A more important labour was his reformation of the Gregorian calendar, which even later mathematicians have deemed correct.
The corresponding day in the Gregorian calendar would be July 27.
He introduced also the use of the Gregorian calendar, and gave great encouragement to the cultivation of letters.
Through it the Gregorian calendar was introduced into England, in 1752, against a violent religious opposition.
Footnote 517: Applying the Gregorian calendar, or "new style," it becomes the 21st.

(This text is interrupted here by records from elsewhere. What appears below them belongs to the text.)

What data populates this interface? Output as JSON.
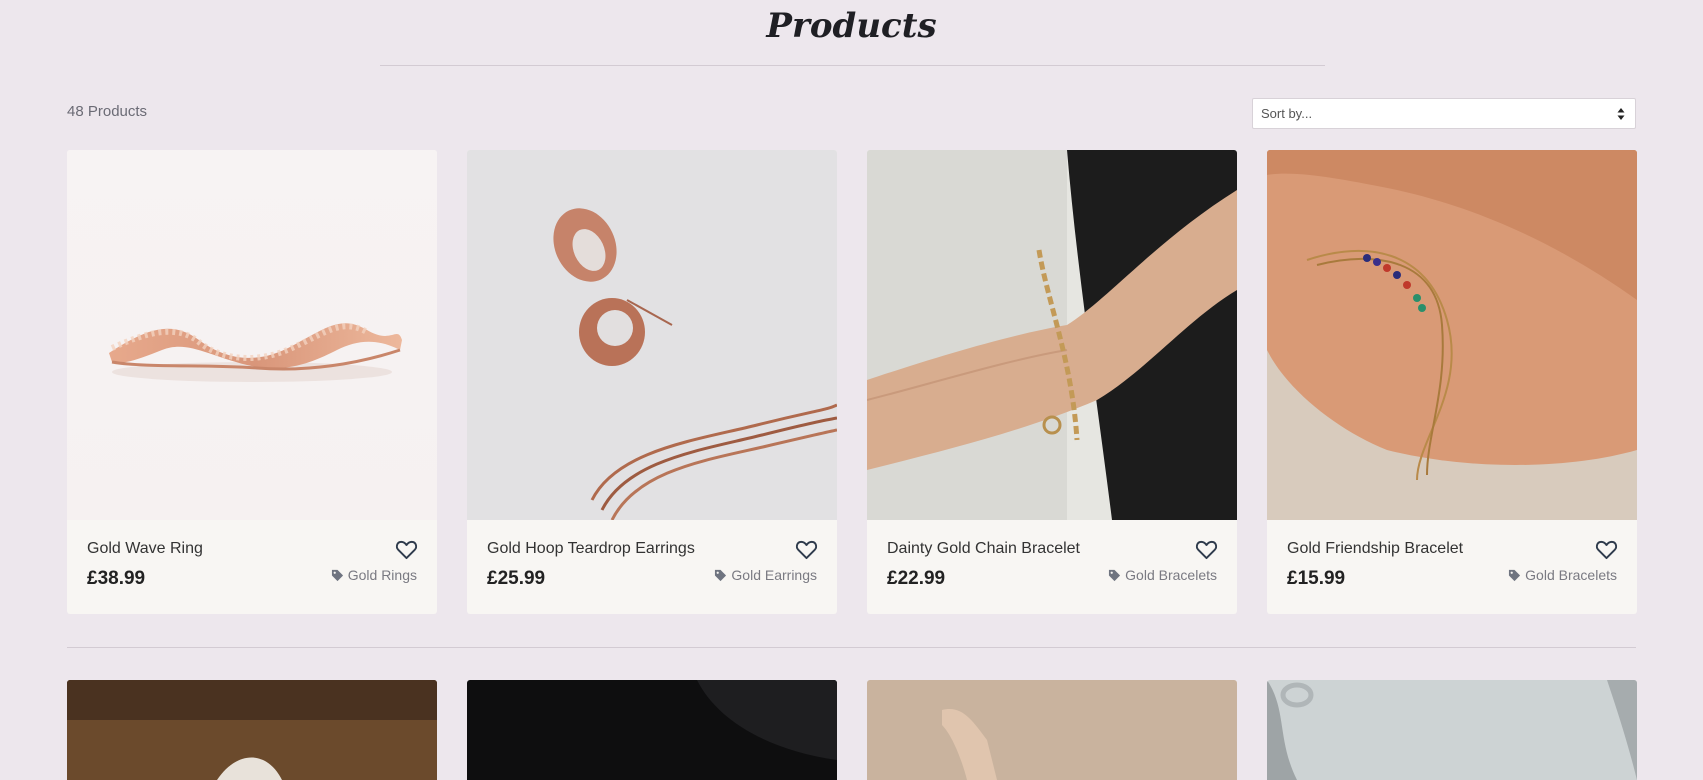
{
  "page": {
    "title": "Products",
    "count": "48 Products"
  },
  "sort": {
    "label": "Sort by..."
  },
  "products": [
    {
      "name": "Gold Wave Ring",
      "price": "£38.99",
      "category": "Gold Rings"
    },
    {
      "name": "Gold Hoop Teardrop Earrings",
      "price": "£25.99",
      "category": "Gold Earrings"
    },
    {
      "name": "Dainty Gold Chain Bracelet",
      "price": "£22.99",
      "category": "Gold Bracelets"
    },
    {
      "name": "Gold Friendship Bracelet",
      "price": "£15.99",
      "category": "Gold Bracelets"
    }
  ],
  "icons": {
    "heart": "heart-outline-icon",
    "tag": "tag-icon",
    "sort_arrows": "sort-arrows-icon"
  },
  "colors": {
    "background": "#ede7ed",
    "card": "#f8f6f3",
    "heart": "#2f3b4c"
  }
}
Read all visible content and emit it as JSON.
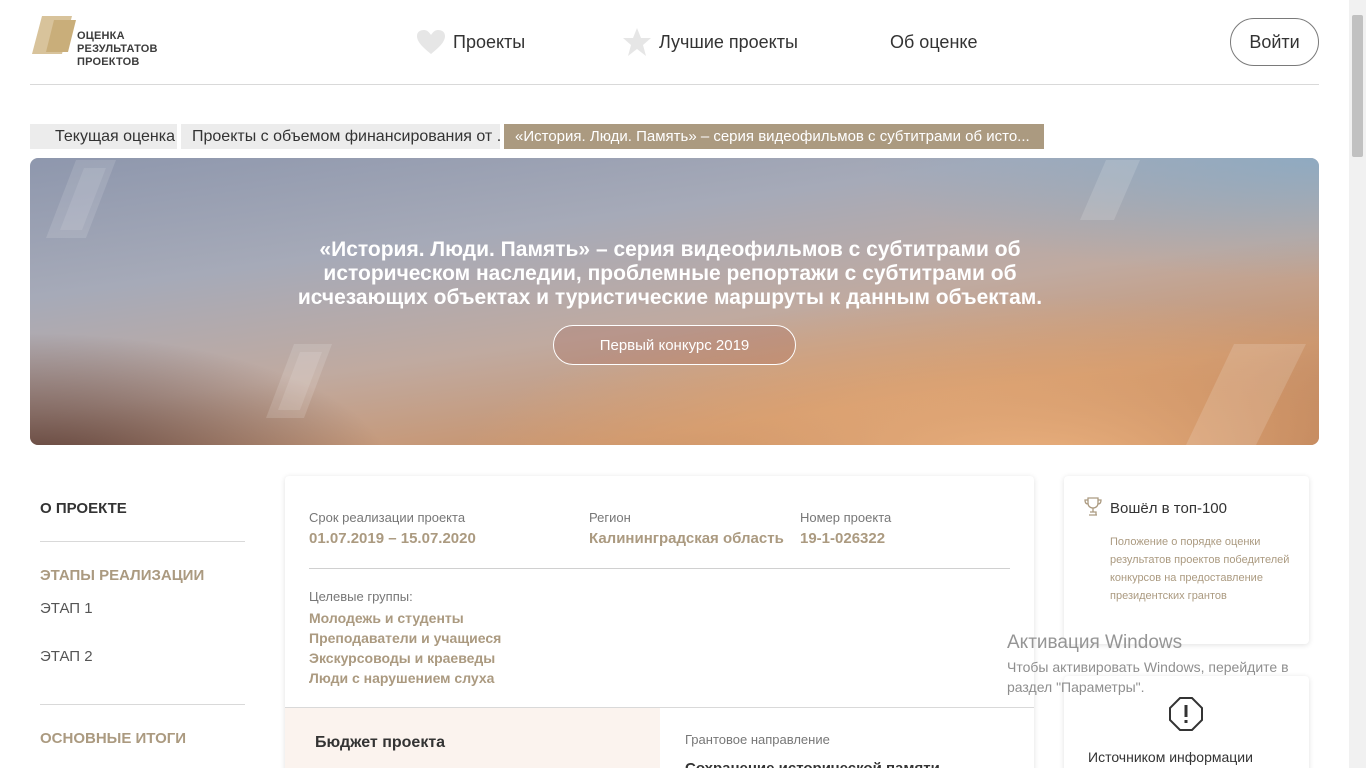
{
  "header": {
    "logo_lines": [
      "ОЦЕНКА",
      "РЕЗУЛЬТАТОВ",
      "ПРОЕКТОВ"
    ],
    "nav": {
      "projects": "Проекты",
      "best": "Лучшие проекты",
      "about": "Об оценке"
    },
    "login": "Войти"
  },
  "breadcrumbs": [
    "Текущая оценка",
    "Проекты с объемом финансирования от ...",
    "«История. Люди. Память» – серия видеофильмов с субтитрами об исто..."
  ],
  "hero": {
    "title": "«История. Люди. Память» – серия видеофильмов с субтитрами об историческом наследии, проблемные репортажи с субтитрами об исчезающих объектах и туристические маршруты к данным объектам.",
    "contest": "Первый конкурс 2019"
  },
  "sidebar": {
    "about": "О ПРОЕКТЕ",
    "stages": "ЭТАПЫ РЕАЛИЗАЦИИ",
    "stage1": "ЭТАП 1",
    "stage2": "ЭТАП 2",
    "results": "ОСНОВНЫЕ ИТОГИ"
  },
  "project": {
    "term_label": "Срок реализации проекта",
    "term": "01.07.2019 – 15.07.2020",
    "region_label": "Регион",
    "region": "Калининградская область",
    "number_label": "Номер проекта",
    "number": "19-1-026322",
    "groups_label": "Целевые группы:",
    "groups": [
      "Молодежь и студенты",
      "Преподаватели и учащиеся",
      "Экскурсоводы и краеведы",
      "Люди с нарушением слуха"
    ],
    "budget_title": "Бюджет проекта",
    "grant_label": "Грантовое направление",
    "grant_value": "Сохранение исторической памяти"
  },
  "top100": {
    "title": "Вошёл в топ-100",
    "text": "Положение о порядке оценки результатов проектов победителей конкурсов на предоставление президентских грантов"
  },
  "source": {
    "text": "Источником информации"
  },
  "watermark": {
    "title": "Активация Windows",
    "text": "Чтобы активировать Windows, перейдите в раздел \"Параметры\"."
  },
  "colors": {
    "accent": "#ab9a80",
    "breadcrumb_active": "#ab9a80",
    "budget_bg": "#fbf3ee"
  }
}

The system of dates used by most of the world. The Gregorian calendar was proposed by the Calabrian doctor Aloysius Lilius and was decreed by, and named after, Pope Gregory XIII on 1582-02-24. It corrected the Julian calendar whose years were slightly longer than the solar year. It also replaced the lunar calendar which was also out of time with the seasons. The correction was achieved by skipping several days as a one-off resynchronisation and then dropping three leap days every 400 hundred years. In the revised system, leap years are all years divisible by 4 but excluding those divisible by 100 but including those divisible by 400. This gives a mean calendar year of 365.2425 days = 52.1775 weeks = 8,765.82 hours = 525,949.2 minutes = 31,556,952 seconds. leap seconds are occasionally added to this to correct for irregularities in the Earth's rotation.